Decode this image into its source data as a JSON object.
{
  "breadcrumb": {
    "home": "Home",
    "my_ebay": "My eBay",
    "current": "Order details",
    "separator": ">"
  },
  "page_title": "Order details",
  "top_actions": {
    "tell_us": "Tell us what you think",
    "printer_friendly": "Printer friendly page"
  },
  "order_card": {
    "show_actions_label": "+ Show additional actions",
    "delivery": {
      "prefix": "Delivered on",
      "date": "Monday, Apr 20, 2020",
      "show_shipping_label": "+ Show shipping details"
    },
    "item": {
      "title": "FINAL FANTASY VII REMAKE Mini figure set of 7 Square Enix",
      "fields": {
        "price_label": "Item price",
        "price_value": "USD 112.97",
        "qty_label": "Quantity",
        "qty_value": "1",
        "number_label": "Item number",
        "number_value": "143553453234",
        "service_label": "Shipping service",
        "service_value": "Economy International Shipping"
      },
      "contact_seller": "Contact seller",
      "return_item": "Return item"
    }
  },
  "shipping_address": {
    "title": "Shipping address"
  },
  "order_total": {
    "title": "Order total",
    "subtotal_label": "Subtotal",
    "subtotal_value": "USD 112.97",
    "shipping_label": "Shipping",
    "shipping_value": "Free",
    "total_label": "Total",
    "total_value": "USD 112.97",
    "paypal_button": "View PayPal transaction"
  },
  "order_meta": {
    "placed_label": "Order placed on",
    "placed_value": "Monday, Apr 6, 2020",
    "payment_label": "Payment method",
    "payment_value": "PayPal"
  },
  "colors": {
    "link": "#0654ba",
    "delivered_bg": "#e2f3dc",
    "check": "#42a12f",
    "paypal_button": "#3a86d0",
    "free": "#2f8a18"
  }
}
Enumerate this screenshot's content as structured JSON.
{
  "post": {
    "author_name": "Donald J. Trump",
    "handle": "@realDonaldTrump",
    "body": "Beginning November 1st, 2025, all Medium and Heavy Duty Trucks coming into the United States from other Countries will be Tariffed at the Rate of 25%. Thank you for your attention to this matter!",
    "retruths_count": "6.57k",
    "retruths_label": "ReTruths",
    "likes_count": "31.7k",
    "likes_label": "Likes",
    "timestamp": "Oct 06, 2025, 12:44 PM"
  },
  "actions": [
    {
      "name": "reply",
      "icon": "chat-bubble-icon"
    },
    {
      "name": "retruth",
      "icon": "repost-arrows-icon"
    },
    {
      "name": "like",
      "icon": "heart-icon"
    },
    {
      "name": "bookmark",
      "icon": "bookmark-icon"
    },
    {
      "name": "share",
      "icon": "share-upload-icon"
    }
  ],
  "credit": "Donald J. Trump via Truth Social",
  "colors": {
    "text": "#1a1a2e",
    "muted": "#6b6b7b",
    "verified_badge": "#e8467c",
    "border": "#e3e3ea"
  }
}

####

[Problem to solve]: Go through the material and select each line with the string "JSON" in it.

[Task solution]:
Decode this image into its source data as a JSON object.
Enumerate this screenshot's content as structured JSON.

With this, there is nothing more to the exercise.